In most developing economies, the problem of determining the existing national legal and regulatory regime governing blockchain technology persists. This presents a serious legal and governance risk to potential participants who cannot verify the legal protections they have. Cyber risks, identity and management risks, and anti-money laundering and anti-terrorist financing (AML/CFT) risks, among others, are issues that need to be addressed by relevant regulatory frameworks. Additionally, there are concerns about the applicability of smart contracts – which enable the interoperability of tokenized commerce.
There are tensions in the Nigerian blockchain industry over the Central Bank of Nigeria’s (CBN) seemingly hostile regulations prohibiting financial institutions from trading blockchain transactions.
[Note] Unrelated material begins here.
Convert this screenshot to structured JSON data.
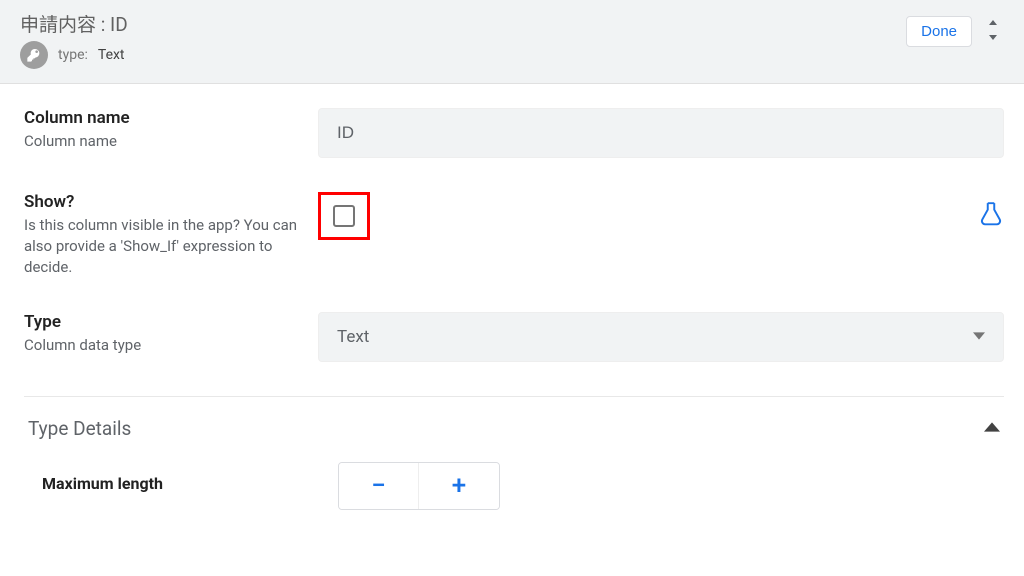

This stifling regulation poses a problem in achieving finality in the settlement of transactions; crucial for trading digital tokens on blockchain technologies.
However, the Securities & Exchange Commission (SEC) has issued commendable regulations on the issuance, offering, and custody of digital assets. This regulation to some extent allays investors’ fears of participating in digital asset transactions, as it recognizes digital asset offerings in capital markets and provides regulatory measures to ensure the integrity, sustainability and growth in asset tokenization.
In order to maintain investors’ confidence in the system, the regulations provide requirements that must be met before an asset can be tokenized, requirements for digital asset custodians, digital asset exchanges and other platforms of negotiation. While this regulatory effort is commendable, it should be noted that the regulations only apply to public company securities. Therefore, the regulation still does not cover the tokenization of real assets such as precious metals, arts, minerals, real estate, etc.
Tokenization is poised to usher in an era of profitability, disintermediation, inclusion of retail investors, and improved liquidity in financial markets. However, much remains to be done, particularly in the regulatory landscape to support full adoption. These include cybersecurity risks, proficiency of available technology, AML/CFT risk, identity risk, legal risks, etc.
The article is written by Mr. Ugochukwu Obi, the partner responsible for the Fintech and Capital Markets departments of Perchstone & Graeys LP, and Mr. Kolawole Omoyajowo, partner in the firm’s Capital Markets department.